* _Activity_
Please copy each line of the data that includes the string "generated".

* _Information supplied_

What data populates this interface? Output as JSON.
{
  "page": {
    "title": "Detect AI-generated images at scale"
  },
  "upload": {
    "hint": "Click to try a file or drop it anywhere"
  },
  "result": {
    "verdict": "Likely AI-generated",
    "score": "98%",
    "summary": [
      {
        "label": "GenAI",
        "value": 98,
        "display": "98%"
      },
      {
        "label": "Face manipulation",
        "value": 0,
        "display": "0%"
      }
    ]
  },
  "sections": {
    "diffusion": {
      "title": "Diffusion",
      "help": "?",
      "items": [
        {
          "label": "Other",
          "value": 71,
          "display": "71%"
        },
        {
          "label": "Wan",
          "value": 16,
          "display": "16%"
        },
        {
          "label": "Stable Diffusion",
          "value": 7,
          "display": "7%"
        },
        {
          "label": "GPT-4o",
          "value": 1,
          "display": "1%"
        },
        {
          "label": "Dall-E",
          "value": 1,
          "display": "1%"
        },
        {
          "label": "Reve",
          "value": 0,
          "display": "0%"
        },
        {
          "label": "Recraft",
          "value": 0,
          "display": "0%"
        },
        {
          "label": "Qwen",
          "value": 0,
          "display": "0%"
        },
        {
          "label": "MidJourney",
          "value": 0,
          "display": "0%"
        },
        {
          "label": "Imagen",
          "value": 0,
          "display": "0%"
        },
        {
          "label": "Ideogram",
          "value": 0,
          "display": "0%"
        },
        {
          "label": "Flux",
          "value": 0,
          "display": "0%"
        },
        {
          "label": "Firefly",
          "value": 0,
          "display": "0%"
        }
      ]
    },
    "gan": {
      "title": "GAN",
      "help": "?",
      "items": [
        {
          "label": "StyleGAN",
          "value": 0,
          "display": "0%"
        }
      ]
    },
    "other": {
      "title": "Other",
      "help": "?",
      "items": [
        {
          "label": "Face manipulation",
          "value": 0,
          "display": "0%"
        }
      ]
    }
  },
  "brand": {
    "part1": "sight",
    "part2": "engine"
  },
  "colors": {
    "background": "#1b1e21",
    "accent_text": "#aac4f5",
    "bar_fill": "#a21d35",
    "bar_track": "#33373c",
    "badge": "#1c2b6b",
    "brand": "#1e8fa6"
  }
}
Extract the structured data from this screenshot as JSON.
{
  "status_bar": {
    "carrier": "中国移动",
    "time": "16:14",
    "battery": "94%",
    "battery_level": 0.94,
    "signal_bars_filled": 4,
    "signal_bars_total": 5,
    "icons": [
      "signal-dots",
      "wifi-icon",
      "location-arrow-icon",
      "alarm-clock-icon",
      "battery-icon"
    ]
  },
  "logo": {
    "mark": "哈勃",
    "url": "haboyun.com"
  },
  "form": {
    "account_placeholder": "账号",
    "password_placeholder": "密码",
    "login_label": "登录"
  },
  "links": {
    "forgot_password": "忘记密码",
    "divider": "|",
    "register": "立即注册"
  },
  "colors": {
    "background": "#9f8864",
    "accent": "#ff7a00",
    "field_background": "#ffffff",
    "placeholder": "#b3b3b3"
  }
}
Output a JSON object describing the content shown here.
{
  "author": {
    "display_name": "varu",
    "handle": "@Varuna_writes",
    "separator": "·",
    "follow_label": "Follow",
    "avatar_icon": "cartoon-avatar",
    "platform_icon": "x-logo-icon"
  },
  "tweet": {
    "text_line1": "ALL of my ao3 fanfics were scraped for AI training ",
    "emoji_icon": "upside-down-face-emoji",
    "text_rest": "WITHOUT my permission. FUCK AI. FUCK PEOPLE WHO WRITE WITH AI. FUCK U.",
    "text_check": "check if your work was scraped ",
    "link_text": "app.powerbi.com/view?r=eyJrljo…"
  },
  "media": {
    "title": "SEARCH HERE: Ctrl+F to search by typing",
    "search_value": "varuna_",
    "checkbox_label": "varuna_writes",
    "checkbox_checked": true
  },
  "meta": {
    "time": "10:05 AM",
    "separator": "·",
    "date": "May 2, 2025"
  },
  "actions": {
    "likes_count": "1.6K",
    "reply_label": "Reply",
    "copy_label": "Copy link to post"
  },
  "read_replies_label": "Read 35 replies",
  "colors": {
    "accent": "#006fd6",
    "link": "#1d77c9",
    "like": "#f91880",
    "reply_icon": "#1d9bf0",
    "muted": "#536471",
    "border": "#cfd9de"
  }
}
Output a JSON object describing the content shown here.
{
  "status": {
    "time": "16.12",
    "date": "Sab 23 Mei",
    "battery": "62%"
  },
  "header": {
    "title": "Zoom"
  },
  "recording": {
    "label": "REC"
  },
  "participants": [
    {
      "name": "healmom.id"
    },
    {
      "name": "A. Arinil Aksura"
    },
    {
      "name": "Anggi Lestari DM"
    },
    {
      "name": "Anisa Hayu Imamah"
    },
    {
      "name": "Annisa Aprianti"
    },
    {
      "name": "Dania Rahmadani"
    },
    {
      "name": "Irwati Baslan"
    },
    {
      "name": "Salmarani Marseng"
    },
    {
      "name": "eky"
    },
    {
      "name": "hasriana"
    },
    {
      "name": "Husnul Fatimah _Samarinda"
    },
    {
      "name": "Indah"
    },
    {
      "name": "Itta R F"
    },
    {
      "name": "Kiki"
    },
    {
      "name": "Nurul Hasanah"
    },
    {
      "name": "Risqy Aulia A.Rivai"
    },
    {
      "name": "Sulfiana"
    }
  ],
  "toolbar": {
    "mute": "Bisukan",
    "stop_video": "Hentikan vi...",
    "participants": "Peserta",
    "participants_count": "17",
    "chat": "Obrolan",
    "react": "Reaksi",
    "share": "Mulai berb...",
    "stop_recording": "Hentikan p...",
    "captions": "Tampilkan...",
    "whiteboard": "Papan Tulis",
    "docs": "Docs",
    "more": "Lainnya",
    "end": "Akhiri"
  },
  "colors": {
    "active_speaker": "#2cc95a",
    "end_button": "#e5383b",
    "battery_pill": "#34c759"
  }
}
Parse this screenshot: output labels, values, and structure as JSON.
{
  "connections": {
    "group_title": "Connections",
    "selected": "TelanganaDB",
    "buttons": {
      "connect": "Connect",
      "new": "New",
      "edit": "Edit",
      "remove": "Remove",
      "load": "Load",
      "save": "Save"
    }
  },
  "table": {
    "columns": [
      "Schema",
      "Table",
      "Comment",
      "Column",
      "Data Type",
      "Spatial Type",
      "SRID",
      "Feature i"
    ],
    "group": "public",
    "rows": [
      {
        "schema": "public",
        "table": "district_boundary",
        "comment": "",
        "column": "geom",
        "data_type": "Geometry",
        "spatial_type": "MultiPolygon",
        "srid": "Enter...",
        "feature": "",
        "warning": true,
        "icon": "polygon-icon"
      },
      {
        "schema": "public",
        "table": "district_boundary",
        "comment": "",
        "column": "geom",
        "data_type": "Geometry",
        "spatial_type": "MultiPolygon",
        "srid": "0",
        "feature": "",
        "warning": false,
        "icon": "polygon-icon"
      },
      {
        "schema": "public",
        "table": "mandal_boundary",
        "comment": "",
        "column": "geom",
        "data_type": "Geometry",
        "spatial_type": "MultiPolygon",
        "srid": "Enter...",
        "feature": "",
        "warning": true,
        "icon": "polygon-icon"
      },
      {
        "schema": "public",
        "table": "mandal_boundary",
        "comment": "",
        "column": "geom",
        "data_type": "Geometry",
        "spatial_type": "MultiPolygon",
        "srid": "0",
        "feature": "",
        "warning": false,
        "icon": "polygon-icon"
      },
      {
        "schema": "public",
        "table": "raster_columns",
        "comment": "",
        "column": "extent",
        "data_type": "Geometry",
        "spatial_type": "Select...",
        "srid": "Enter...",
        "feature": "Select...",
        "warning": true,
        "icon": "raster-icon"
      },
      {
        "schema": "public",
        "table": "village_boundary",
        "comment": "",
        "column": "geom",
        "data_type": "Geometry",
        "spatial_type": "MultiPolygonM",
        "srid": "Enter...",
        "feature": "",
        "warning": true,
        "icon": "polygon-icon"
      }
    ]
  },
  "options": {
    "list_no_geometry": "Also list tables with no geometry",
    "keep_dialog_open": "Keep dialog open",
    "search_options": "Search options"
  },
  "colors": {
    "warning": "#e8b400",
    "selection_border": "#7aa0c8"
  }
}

* _Written answer_
    "title": "Detect AI-generated images at scale"
    "verdict": "Likely AI-generated",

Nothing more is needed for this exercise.